Once I was driving along the highway and a car passed me and cut in quickly in front of me, cutting me off. “Damn North Tel Aviv snobs,” I said. “They have no respect for the laws of the land, not even for the traffic laws. They throw around their money and their power, and treat the whole country as if it were their own private estate.” A few minutes later, I found myself stopped at a red light next to the car that had passed me. The driver was my neighbor.

Once I was driving along the highway, in a hurry to pick up my kid at the Acco train station. I passed a whole lineup of cars moving irritatingly slowly, and then I had to squeeze back into the right lane before the West Acco exit. A traffic cop pulled me over after the light. “What, did I do something wrong?” I asked him incredulously. “Are you kidding?” he sneered. “You just cut off that whole line of cars - an Arab, an Ultra-Orthodox, a settler, a lawyer, and a local. You almost caused a serious accident.”

“Wow!” I said. “I didn’t see them. I really didn’t see them.”

There was silence at the table as the Hassidim contemplated their master’s deep wisdom. Then one spoke up, hesitantly. “Perhaps our Master would interpret the parable for us?”

But the Rebbe would only repeat the last sentence: “I didn’t see them. I really didn’t see them.”

Vihameyvin yavin - those who have understanding will understand.

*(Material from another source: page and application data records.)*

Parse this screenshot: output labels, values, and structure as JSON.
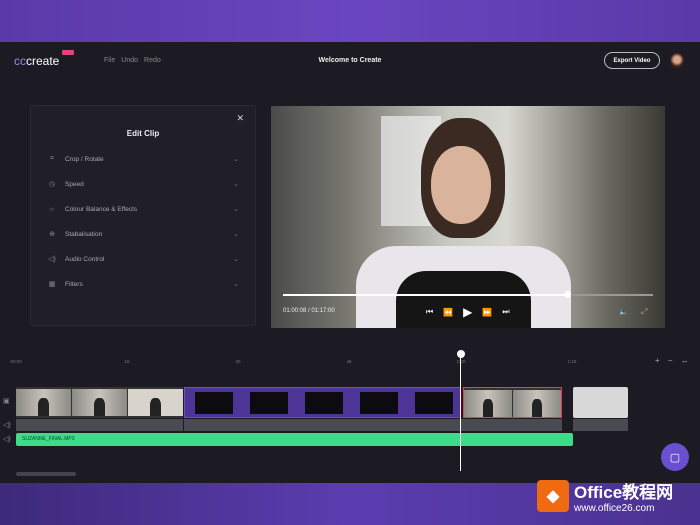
{
  "header": {
    "logo_prefix": "cc",
    "logo_main": "create",
    "menu": [
      "File",
      "Undo",
      "Redo"
    ],
    "title": "Welcome to Create",
    "export_label": "Export Video"
  },
  "edit_clip": {
    "title": "Edit Clip",
    "close": "✕",
    "items": [
      {
        "label": "Crop / Rotate",
        "icon": "⌗"
      },
      {
        "label": "Speed",
        "icon": "◷"
      },
      {
        "label": "Colour Balance & Effects",
        "icon": "☼"
      },
      {
        "label": "Stabalisation",
        "icon": "⊕"
      },
      {
        "label": "Audio Control",
        "icon": "◁)"
      },
      {
        "label": "Filters",
        "icon": "▦"
      }
    ],
    "chevron": "⌄"
  },
  "player": {
    "time": "01:00:08 / 01:17:00",
    "progress": 0.77,
    "controls": {
      "start": "⏮",
      "rew": "⏪",
      "play": "▶",
      "ff": "⏩",
      "end": "⏭"
    },
    "volume": "🔈",
    "fullscreen": "⤢"
  },
  "timeline": {
    "ticks": [
      "00:00",
      "15",
      "30",
      "45",
      "1:00",
      "1:15"
    ],
    "zoom_controls": "+ − ↔",
    "music_label": "SUZANNE_FINAL.MP3",
    "playhead_position": 0.8
  },
  "watermark": {
    "logo": "◆",
    "title": "Office教程网",
    "url": "www.office26.com"
  }
}
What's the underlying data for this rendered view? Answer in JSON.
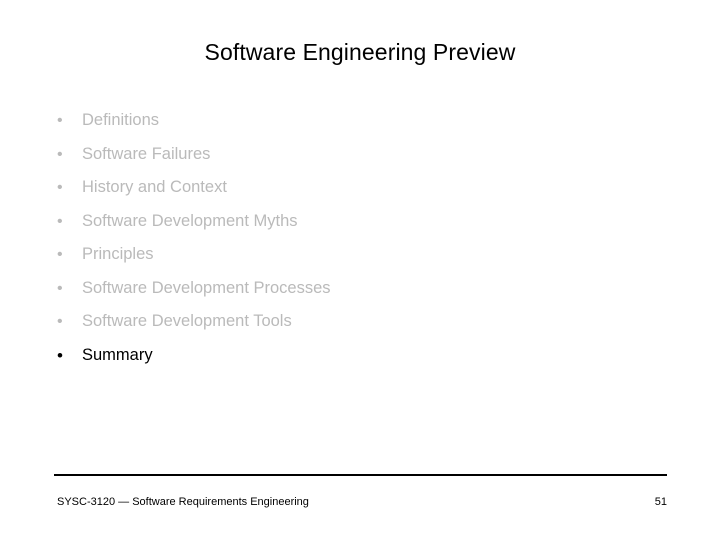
{
  "slide": {
    "title": "Software Engineering Preview",
    "page_number": "51",
    "colors": {
      "background": "#ffffff",
      "title_text": "#000000",
      "bullet_dimmed": "#bababa",
      "bullet_current": "#000000",
      "rule": "#000000"
    }
  },
  "outline": {
    "bullet_glyph": "•",
    "items": [
      {
        "label": "Definitions",
        "state": "dimmed"
      },
      {
        "label": "Software Failures",
        "state": "dimmed"
      },
      {
        "label": "History and Context",
        "state": "dimmed"
      },
      {
        "label": "Software Development Myths",
        "state": "dimmed"
      },
      {
        "label": "Principles",
        "state": "dimmed"
      },
      {
        "label": "Software Development Processes",
        "state": "dimmed"
      },
      {
        "label": "Software Development Tools",
        "state": "dimmed"
      },
      {
        "label": "Summary",
        "state": "current"
      }
    ]
  },
  "footer": {
    "course": "SYSC-3120 — Software Requirements Engineering",
    "page_number": "51"
  }
}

I think that what Marc Rosenstein is saying in this parable is that there will be no peace in Israel, or anywhere, until people begin to see each other as persons, and not just as members of groups.

And that is what it means to love your neighbor as yourself. It means to see your neighbor as your neighbor, and not see him through the distorting glasses of a label.

How do you fulfill the commandment to love your neighbor as yourself, the commandment that the Sages of the Talmud say is ‘klal gadol batorah’ - the central commandment in the whole Torah?

When you look at another human being, whom do you see? Do you see a member of a political party or of an economic class? Do you see a member of a minority group or a member of a social unit? Or do you see a human being, unlike all other humans on this earth? Do you see a creature made in the Image of God? Do you see a creature who cannot be labeled and who cannot be typed or classified, but who must be understood and who must be treated as unique? These labels and these classifications may all be part of who this person is, but they are not his essence. Over and above all the groups to which he may belong, this is a human being; this is a neighbor, this is a child of God. And until and unless you can see him this way, there is no way that you can relate to him in keeping with the commandment to love your neighbor as yourself.

If you can do that, then you are on the way to being able to fulfill the most important and the most difficult mitzvah in all the Torah.

Shabbat Shalom
Amen.

Sun, May 20 2018 6 Sivan 5778